BEGIN INFORMATION SHOWN
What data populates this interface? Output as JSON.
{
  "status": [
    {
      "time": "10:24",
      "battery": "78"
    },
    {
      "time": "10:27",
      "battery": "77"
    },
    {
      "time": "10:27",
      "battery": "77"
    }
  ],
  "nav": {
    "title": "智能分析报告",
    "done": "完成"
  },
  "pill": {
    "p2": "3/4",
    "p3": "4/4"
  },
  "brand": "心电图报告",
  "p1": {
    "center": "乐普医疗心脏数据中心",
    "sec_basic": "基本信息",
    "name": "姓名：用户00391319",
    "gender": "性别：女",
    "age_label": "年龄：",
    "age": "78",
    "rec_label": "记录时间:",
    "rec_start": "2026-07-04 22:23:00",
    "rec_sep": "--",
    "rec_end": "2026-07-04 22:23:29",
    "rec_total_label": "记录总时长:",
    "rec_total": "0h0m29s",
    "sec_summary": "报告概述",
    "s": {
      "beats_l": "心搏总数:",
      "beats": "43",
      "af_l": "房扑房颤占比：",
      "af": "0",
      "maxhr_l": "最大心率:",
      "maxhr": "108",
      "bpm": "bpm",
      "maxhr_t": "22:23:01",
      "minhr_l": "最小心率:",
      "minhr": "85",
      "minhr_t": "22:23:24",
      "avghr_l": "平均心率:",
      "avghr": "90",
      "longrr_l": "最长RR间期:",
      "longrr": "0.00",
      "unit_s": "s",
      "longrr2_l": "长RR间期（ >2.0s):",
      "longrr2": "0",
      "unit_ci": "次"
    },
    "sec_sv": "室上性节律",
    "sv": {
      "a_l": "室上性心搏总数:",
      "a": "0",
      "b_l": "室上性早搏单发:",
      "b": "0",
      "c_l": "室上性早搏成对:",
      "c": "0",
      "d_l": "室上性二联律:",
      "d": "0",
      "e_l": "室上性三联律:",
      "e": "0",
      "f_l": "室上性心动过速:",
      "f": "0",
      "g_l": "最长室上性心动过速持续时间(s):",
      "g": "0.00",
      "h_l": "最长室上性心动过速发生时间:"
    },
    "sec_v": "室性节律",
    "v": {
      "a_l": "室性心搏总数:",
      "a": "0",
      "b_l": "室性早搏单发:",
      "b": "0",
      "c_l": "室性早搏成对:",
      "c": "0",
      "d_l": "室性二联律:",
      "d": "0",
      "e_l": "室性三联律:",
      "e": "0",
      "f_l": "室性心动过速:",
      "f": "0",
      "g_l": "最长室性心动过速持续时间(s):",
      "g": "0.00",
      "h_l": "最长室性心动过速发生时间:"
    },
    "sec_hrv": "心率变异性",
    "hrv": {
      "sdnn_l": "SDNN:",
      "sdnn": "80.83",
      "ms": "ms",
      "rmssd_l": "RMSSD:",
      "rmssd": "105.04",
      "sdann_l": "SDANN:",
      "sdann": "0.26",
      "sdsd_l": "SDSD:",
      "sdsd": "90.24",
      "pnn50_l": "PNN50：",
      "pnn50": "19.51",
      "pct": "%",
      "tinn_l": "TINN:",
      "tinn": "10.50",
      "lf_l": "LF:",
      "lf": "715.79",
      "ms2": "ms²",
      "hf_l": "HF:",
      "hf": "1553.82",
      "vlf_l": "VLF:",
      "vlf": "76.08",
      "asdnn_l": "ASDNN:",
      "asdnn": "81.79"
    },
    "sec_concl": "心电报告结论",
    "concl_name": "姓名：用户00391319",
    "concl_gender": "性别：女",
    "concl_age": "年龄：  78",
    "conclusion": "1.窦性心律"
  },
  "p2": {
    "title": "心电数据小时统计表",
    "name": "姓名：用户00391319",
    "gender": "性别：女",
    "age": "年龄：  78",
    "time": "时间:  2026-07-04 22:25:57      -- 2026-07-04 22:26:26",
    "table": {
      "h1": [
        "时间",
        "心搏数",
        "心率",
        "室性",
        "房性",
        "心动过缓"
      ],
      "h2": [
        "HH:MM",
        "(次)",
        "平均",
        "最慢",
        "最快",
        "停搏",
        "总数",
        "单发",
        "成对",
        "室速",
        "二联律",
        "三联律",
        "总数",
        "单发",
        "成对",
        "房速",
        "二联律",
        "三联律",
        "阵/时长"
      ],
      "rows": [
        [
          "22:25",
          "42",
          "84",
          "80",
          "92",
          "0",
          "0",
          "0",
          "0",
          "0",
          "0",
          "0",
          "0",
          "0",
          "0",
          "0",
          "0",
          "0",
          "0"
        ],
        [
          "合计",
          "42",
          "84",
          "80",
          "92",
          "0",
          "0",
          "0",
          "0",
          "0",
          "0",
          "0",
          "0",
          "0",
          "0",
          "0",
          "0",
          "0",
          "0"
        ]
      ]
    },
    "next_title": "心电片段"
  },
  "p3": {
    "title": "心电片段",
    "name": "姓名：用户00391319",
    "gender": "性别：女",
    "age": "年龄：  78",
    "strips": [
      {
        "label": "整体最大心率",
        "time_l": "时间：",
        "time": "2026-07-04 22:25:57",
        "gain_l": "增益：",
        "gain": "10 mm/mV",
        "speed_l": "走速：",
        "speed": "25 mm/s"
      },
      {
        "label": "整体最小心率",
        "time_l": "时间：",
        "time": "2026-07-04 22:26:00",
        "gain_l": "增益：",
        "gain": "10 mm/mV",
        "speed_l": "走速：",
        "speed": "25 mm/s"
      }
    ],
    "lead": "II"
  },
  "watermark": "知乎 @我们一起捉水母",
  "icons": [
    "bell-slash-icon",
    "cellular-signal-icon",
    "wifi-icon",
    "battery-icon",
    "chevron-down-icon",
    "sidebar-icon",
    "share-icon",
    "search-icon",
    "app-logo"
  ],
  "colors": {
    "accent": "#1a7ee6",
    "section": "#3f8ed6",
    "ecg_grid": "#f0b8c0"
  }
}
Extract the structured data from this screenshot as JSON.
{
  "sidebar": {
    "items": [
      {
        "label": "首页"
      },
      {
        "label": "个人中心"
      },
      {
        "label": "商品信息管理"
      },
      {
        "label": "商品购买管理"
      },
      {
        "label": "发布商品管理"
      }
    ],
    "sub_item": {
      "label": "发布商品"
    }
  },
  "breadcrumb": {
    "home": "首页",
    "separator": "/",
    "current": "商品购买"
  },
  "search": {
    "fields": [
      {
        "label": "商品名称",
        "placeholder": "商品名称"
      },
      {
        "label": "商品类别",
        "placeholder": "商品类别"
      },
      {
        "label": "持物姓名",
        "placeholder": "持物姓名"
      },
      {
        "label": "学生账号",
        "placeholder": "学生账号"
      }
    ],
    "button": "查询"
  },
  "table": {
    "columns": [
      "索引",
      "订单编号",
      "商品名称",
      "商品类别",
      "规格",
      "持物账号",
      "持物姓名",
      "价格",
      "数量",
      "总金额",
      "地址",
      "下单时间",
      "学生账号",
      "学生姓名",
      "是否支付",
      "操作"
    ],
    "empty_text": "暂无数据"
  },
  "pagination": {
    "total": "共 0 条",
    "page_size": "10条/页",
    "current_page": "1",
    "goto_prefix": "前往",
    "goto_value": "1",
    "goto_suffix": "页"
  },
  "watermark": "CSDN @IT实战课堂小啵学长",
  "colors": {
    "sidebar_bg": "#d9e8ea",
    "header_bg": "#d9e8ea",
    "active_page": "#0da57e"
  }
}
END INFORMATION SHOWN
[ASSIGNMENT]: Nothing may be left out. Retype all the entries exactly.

[ANSWER SECTION]:
What data populates this interface? Output as JSON.
{
  "status": [
    {
      "time": "10:24",
      "battery": "78"
    },
    {
      "time": "10:27",
      "battery": "77"
    },
    {
      "time": "10:27",
      "battery": "77"
    }
  ],
  "nav": {
    "title": "智能分析报告",
    "done": "完成"
  },
  "pill": {
    "p2": "3/4",
    "p3": "4/4"
  },
  "brand": "心电图报告",
  "p1": {
    "center": "乐普医疗心脏数据中心",
    "sec_basic": "基本信息",
    "name": "姓名：用户00391319",
    "gender": "性别：女",
    "age_label": "年龄：",
    "age": "78",
    "rec_label": "记录时间:",
    "rec_start": "2026-07-04 22:23:00",
    "rec_sep": "--",
    "rec_end": "2026-07-04 22:23:29",
    "rec_total_label": "记录总时长:",
    "rec_total": "0h0m29s",
    "sec_summary": "报告概述",
    "s": {
      "beats_l": "心搏总数:",
      "beats": "43",
      "af_l": "房扑房颤占比：",
      "af": "0",
      "maxhr_l": "最大心率:",
      "maxhr": "108",
      "bpm": "bpm",
      "maxhr_t": "22:23:01",
      "minhr_l": "最小心率:",
      "minhr": "85",
      "minhr_t": "22:23:24",
      "avghr_l": "平均心率:",
      "avghr": "90",
      "longrr_l": "最长RR间期:",
      "longrr": "0.00",
      "unit_s": "s",
      "longrr2_l": "长RR间期（ >2.0s):",
      "longrr2": "0",
      "unit_ci": "次"
    },
    "sec_sv": "室上性节律",
    "sv": {
      "a_l": "室上性心搏总数:",
      "a": "0",
      "b_l": "室上性早搏单发:",
      "b": "0",
      "c_l": "室上性早搏成对:",
      "c": "0",
      "d_l": "室上性二联律:",
      "d": "0",
      "e_l": "室上性三联律:",
      "e": "0",
      "f_l": "室上性心动过速:",
      "f": "0",
      "g_l": "最长室上性心动过速持续时间(s):",
      "g": "0.00",
      "h_l": "最长室上性心动过速发生时间:"
    },
    "sec_v": "室性节律",
    "v": {
      "a_l": "室性心搏总数:",
      "a": "0",
      "b_l": "室性早搏单发:",
      "b": "0",
      "c_l": "室性早搏成对:",
      "c": "0",
      "d_l": "室性二联律:",
      "d": "0",
      "e_l": "室性三联律:",
      "e": "0",
      "f_l": "室性心动过速:",
      "f": "0",
      "g_l": "最长室性心动过速持续时间(s):",
      "g": "0.00",
      "h_l": "最长室性心动过速发生时间:"
    },
    "sec_hrv": "心率变异性",
    "hrv": {
      "sdnn_l": "SDNN:",
      "sdnn": "80.83",
      "ms": "ms",
      "rmssd_l": "RMSSD:",
      "rmssd": "105.04",
      "sdann_l": "SDANN:",
      "sdann": "0.26",
      "sdsd_l": "SDSD:",
      "sdsd": "90.24",
      "pnn50_l": "PNN50：",
      "pnn50": "19.51",
      "pct": "%",
      "tinn_l": "TINN:",
      "tinn": "10.50",
      "lf_l": "LF:",
      "lf": "715.79",
      "ms2": "ms²",
      "hf_l": "HF:",
      "hf": "1553.82",
      "vlf_l": "VLF:",
      "vlf": "76.08",
      "asdnn_l": "ASDNN:",
      "asdnn": "81.79"
    },
    "sec_concl": "心电报告结论",
    "concl_name": "姓名：用户00391319",
    "concl_gender": "性别：女",
    "concl_age": "年龄：  78",
    "conclusion": "1.窦性心律"
  },
  "p2": {
    "title": "心电数据小时统计表",
    "name": "姓名：用户00391319",
    "gender": "性别：女",
    "age": "年龄：  78",
    "time": "时间:  2026-07-04 22:25:57      -- 2026-07-04 22:26:26",
    "table": {
      "h1": [
        "时间",
        "心搏数",
        "心率",
        "室性",
        "房性",
        "心动过缓"
      ],
      "h2": [
        "HH:MM",
        "(次)",
        "平均",
        "最慢",
        "最快",
        "停搏",
        "总数",
        "单发",
        "成对",
        "室速",
        "二联律",
        "三联律",
        "总数",
        "单发",
        "成对",
        "房速",
        "二联律",
        "三联律",
        "阵/时长"
      ],
      "rows": [
        [
          "22:25",
          "42",
          "84",
          "80",
          "92",
          "0",
          "0",
          "0",
          "0",
          "0",
          "0",
          "0",
          "0",
          "0",
          "0",
          "0",
          "0",
          "0",
          "0"
        ],
        [
          "合计",
          "42",
          "84",
          "80",
          "92",
          "0",
          "0",
          "0",
          "0",
          "0",
          "0",
          "0",
          "0",
          "0",
          "0",
          "0",
          "0",
          "0",
          "0"
        ]
      ]
    },
    "next_title": "心电片段"
  },
  "p3": {
    "title": "心电片段",
    "name": "姓名：用户00391319",
    "gender": "性别：女",
    "age": "年龄：  78",
    "strips": [
      {
        "label": "整体最大心率",
        "time_l": "时间：",
        "time": "2026-07-04 22:25:57",
        "gain_l": "增益：",
        "gain": "10 mm/mV",
        "speed_l": "走速：",
        "speed": "25 mm/s"
      },
      {
        "label": "整体最小心率",
        "time_l": "时间：",
        "time": "2026-07-04 22:26:00",
        "gain_l": "增益：",
        "gain": "10 mm/mV",
        "speed_l": "走速：",
        "speed": "25 mm/s"
      }
    ],
    "lead": "II"
  },
  "watermark": "知乎 @我们一起捉水母",
  "icons": [
    "bell-slash-icon",
    "cellular-signal-icon",
    "wifi-icon",
    "battery-icon",
    "chevron-down-icon",
    "sidebar-icon",
    "share-icon",
    "search-icon",
    "app-logo"
  ],
  "colors": {
    "accent": "#1a7ee6",
    "section": "#3f8ed6",
    "ecg_grid": "#f0b8c0"
  }
}
Extract the structured data from this screenshot as JSON.
{
  "sidebar": {
    "items": [
      {
        "label": "首页"
      },
      {
        "label": "个人中心"
      },
      {
        "label": "商品信息管理"
      },
      {
        "label": "商品购买管理"
      },
      {
        "label": "发布商品管理"
      }
    ],
    "sub_item": {
      "label": "发布商品"
    }
  },
  "breadcrumb": {
    "home": "首页",
    "separator": "/",
    "current": "商品购买"
  },
  "search": {
    "fields": [
      {
        "label": "商品名称",
        "placeholder": "商品名称"
      },
      {
        "label": "商品类别",
        "placeholder": "商品类别"
      },
      {
        "label": "持物姓名",
        "placeholder": "持物姓名"
      },
      {
        "label": "学生账号",
        "placeholder": "学生账号"
      }
    ],
    "button": "查询"
  },
  "table": {
    "columns": [
      "索引",
      "订单编号",
      "商品名称",
      "商品类别",
      "规格",
      "持物账号",
      "持物姓名",
      "价格",
      "数量",
      "总金额",
      "地址",
      "下单时间",
      "学生账号",
      "学生姓名",
      "是否支付",
      "操作"
    ],
    "empty_text": "暂无数据"
  },
  "pagination": {
    "total": "共 0 条",
    "page_size": "10条/页",
    "current_page": "1",
    "goto_prefix": "前往",
    "goto_value": "1",
    "goto_suffix": "页"
  },
  "watermark": "CSDN @IT实战课堂小啵学长",
  "colors": {
    "sidebar_bg": "#d9e8ea",
    "header_bg": "#d9e8ea",
    "active_page": "#0da57e"
  }
}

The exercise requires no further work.